Records to use:
-=-=-=-=-

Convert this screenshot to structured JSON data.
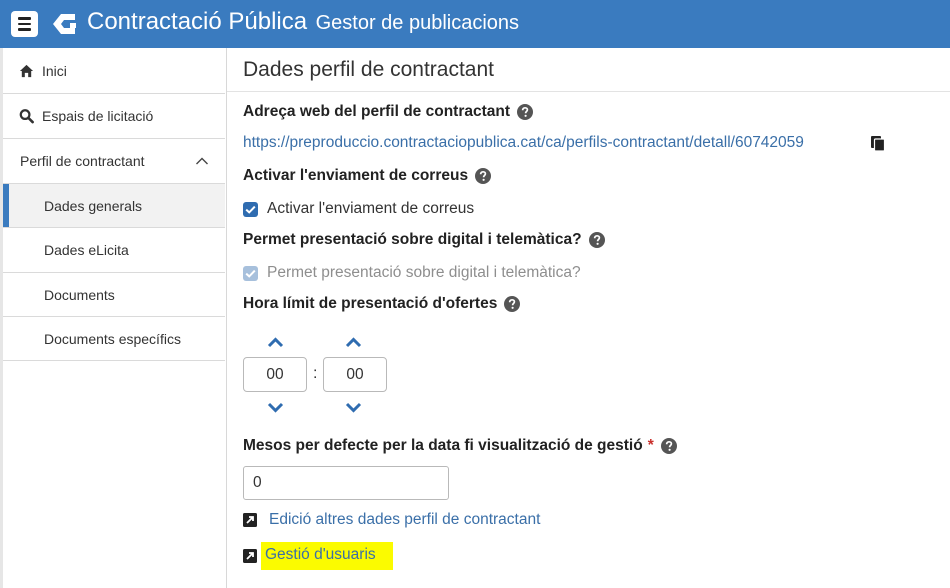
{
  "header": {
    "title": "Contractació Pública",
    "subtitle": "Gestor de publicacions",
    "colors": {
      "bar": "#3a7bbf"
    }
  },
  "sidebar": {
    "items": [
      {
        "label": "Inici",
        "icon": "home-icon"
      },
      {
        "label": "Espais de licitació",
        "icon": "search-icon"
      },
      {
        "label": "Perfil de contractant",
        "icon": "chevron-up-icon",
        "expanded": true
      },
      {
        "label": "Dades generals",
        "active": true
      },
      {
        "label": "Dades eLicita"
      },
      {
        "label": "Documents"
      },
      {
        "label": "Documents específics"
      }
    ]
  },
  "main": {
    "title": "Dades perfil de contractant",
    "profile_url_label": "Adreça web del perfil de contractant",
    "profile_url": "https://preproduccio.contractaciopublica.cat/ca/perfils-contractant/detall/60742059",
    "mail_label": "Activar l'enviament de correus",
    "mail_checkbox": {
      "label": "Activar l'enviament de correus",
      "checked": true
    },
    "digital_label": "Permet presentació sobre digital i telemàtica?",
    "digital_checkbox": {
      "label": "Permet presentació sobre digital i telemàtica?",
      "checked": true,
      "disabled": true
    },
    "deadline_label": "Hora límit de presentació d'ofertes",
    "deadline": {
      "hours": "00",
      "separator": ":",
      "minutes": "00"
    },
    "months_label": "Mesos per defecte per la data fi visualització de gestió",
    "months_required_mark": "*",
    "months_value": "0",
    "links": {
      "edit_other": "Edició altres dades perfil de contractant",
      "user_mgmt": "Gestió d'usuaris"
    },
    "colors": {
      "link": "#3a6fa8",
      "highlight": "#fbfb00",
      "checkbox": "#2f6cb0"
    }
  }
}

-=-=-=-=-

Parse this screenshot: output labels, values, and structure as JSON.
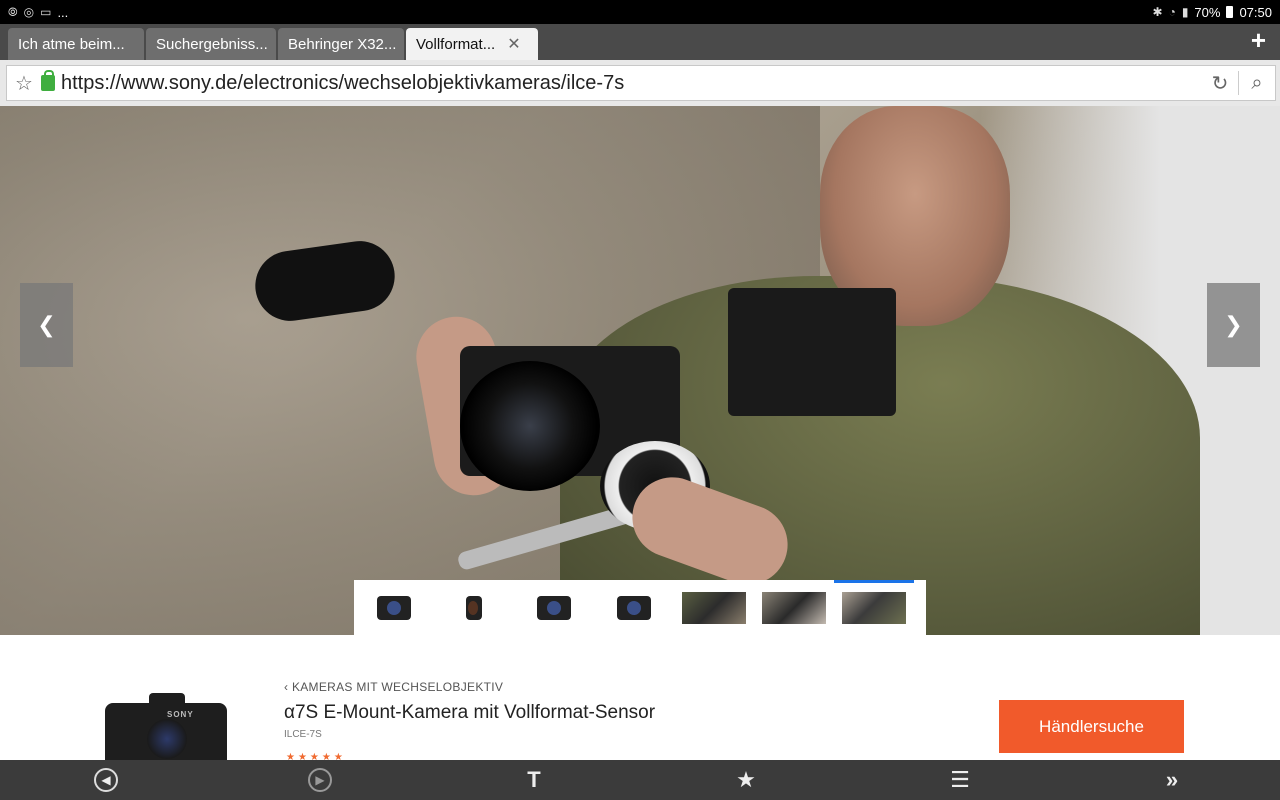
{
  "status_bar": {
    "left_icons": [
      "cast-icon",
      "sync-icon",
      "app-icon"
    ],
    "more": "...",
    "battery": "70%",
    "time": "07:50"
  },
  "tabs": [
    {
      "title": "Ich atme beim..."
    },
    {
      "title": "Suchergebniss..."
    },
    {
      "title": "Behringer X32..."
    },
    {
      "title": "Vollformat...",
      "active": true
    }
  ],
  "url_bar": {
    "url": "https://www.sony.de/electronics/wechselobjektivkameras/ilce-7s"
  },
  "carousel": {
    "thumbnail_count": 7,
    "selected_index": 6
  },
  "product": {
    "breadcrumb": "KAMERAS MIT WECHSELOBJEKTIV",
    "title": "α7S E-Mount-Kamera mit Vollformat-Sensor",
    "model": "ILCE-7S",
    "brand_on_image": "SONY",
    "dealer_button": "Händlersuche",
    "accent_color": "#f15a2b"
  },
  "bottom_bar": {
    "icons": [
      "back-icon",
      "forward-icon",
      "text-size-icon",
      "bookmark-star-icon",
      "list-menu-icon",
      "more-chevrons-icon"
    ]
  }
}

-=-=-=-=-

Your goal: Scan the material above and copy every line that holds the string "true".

Expected answer:
        "expanded": true
        "active": true
      "checked": true
      "checked": true,
      "disabled": true
      "active": true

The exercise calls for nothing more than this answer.